By sensing activity in the nerves in the throat that control speech, the NASA Ames Research Center has begun to computerize human silent reading.
Button-sized sensors stuck under the chin and on either side of the Adam's apple could gather nerve signals created by "subvocal speech" and send them to a processor that executes a program to translate them into words. Eventually, the technology could be used in spacesuits, in noisy places like airport control towers, or even in traditional voice-recognition programs to increase accuracy.
"The processor analyzes the silent, or subauditory, speech such as when a person silently reads or talks to himself," explained Chuck Jorgensen, a scientist whose team is developing the technology. "Biological signals arise when reading or speaking to oneself with or without actual lip or facial movement. A person using the subvocal system thinks of phrases and talks to himself so quietly, it cannot be heard, but the tongue and vocal cords do receive speech signals from the brain."

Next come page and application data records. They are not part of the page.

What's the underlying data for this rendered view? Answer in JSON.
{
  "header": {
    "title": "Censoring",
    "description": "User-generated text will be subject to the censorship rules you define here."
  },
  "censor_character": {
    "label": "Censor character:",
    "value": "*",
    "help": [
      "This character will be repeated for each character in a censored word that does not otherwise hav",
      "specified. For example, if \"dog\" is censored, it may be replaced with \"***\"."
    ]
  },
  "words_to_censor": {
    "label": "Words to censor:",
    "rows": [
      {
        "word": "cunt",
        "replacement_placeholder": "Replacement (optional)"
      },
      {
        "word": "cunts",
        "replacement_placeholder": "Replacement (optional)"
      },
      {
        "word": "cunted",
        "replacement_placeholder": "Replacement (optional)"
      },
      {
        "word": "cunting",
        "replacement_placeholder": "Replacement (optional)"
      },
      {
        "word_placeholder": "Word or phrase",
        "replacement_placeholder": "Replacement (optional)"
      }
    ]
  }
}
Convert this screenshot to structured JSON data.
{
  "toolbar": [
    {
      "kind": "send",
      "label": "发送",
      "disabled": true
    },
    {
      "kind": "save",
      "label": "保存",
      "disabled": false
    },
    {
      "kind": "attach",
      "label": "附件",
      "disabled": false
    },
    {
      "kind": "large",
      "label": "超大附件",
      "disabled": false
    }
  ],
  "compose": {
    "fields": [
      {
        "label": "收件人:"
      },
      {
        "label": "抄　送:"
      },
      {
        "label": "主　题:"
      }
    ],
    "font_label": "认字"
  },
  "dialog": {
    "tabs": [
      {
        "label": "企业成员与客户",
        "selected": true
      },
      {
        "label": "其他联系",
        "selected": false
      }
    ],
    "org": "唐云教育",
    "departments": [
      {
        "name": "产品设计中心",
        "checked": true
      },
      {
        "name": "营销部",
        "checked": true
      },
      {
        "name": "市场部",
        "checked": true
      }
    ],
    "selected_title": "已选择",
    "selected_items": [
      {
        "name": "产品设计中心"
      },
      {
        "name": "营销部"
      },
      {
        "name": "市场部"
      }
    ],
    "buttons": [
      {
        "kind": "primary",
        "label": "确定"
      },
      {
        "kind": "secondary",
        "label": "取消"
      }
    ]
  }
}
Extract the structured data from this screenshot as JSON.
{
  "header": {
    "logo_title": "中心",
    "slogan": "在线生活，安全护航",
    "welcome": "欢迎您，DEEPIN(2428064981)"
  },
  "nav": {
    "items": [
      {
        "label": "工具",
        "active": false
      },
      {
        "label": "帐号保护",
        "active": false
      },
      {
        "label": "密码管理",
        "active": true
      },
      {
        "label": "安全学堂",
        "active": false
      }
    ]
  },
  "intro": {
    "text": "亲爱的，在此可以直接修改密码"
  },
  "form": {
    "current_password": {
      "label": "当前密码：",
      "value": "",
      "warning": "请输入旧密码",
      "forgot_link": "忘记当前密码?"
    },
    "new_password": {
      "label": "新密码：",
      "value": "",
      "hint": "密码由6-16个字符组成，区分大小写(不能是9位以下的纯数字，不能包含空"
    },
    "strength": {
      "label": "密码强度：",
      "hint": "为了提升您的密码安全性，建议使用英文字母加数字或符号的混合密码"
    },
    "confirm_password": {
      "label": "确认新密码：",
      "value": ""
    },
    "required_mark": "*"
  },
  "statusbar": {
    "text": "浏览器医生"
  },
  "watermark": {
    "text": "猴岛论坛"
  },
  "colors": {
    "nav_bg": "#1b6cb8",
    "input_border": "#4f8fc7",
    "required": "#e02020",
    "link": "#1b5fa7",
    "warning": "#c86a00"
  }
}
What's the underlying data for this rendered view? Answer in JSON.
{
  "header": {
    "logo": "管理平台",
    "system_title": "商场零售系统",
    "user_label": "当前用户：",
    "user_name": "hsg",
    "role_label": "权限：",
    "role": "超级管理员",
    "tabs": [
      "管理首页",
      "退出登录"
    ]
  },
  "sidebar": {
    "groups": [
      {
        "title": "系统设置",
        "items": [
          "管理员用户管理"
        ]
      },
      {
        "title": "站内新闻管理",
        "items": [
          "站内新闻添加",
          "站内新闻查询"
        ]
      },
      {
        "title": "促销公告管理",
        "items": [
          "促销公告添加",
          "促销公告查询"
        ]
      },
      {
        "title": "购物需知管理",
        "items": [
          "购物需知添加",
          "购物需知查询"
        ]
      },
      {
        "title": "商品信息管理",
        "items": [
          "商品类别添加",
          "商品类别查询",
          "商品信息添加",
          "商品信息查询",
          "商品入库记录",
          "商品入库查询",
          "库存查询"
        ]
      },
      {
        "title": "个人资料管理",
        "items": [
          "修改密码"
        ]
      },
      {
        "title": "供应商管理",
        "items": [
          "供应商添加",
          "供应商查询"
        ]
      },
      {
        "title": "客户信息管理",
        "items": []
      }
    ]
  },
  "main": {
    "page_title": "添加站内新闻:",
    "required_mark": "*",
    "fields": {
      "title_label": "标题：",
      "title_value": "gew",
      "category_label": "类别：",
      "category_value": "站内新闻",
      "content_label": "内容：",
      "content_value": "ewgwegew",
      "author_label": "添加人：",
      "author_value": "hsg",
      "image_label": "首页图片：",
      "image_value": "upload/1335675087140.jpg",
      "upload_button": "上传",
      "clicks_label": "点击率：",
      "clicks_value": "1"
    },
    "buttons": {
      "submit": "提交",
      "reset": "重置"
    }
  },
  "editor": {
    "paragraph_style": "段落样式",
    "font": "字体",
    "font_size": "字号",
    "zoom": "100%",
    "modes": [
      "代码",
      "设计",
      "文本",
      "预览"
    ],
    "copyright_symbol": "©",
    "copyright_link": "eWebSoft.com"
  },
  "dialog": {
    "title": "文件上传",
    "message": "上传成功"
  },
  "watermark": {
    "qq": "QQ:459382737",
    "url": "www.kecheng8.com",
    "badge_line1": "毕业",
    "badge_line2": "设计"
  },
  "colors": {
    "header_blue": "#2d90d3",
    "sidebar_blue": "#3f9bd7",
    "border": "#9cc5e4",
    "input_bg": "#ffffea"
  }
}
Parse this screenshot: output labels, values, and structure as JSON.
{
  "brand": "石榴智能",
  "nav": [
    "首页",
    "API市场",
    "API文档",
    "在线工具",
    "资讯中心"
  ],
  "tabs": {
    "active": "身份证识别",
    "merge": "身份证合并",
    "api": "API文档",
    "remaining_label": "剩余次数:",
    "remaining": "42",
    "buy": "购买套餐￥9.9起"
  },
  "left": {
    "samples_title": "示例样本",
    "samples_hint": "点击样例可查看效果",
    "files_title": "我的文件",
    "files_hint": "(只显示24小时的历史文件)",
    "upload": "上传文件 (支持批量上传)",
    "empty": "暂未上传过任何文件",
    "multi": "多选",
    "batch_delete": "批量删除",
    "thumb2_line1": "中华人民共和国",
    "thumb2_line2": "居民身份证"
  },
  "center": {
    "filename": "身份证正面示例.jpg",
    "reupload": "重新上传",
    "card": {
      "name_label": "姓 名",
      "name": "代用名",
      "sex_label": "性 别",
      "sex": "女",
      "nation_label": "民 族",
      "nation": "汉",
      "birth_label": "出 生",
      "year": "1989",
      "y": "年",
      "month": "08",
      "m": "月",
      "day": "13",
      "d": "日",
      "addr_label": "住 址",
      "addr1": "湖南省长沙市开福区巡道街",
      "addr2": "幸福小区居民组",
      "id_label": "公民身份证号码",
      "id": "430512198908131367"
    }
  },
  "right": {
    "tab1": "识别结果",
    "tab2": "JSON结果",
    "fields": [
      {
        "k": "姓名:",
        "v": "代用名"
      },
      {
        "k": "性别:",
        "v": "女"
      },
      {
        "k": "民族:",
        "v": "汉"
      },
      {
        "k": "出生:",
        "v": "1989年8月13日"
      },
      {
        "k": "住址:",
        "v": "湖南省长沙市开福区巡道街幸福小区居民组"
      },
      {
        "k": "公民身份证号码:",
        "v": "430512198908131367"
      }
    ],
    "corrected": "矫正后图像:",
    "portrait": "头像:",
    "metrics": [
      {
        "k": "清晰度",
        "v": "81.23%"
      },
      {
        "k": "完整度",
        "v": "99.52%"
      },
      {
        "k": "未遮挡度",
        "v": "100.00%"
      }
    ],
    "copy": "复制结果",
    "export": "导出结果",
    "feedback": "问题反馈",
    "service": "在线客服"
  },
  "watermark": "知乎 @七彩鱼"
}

In their first experiment, scientists "trained" software to recognize six words and 10 digits that the researchers repeated subvocally. Initial word recognition results had an average of 92% accuracy. The first subvocal words the system learned were stop, go, left, right, alpha, omega, and the numbers zero through nine. Silently speaking these words, scientists conducted simple searches on the Internet by using a number chart representing the alphabet to control a Web browser program. This proved that users could browse the Web without touching a keyboard.
Scientists are now testing new, noncontact sensors that can read muscle signals even through a layer of clothing. A second demonstration will attempt to control a mechanical device using a simple set of subvocal commands, according to Jorgensen. His team is planning tests with a simulated Mars rover. Silent "spoken" words will control rover movement. This would enable people in noisy environments to use the system when privacy is needed, such as during telephone conversations on buses or trains.
An expanded muscle-control system could help injured astronauts control machines. After suffering from muscle weakness due to a long stint in microgravity, astronauts could send signals to software that would assist with landings or other maneuvers. A logical spinoff would be an aid to handicapped individuals who could use this system to help with many tasks.
Scientists at Ames are studying the complex nerve-signal patterns to learn more about the signals that control vocal cords, muscles, and tongue position. The researchers use an amplifier to strengthen the electrical nerve signals. The signals are processed to remove noise and then processed again to differentiate one word from another.
After the signals are amplified, software "reads" the signals to recognize each word and sound. The researchers will continue to expand the vocabulary with sets of English sounds to eventually enable a full speech-recognition program to interpret the words.
The Computing, Information, and Communications Technology Program, part of NASA's Office of Exploration Systems, funds the subvocal word-recognition research. There is a patent pending for the new technology.
For further information, go to http://amesnews.arc.nasa.gov.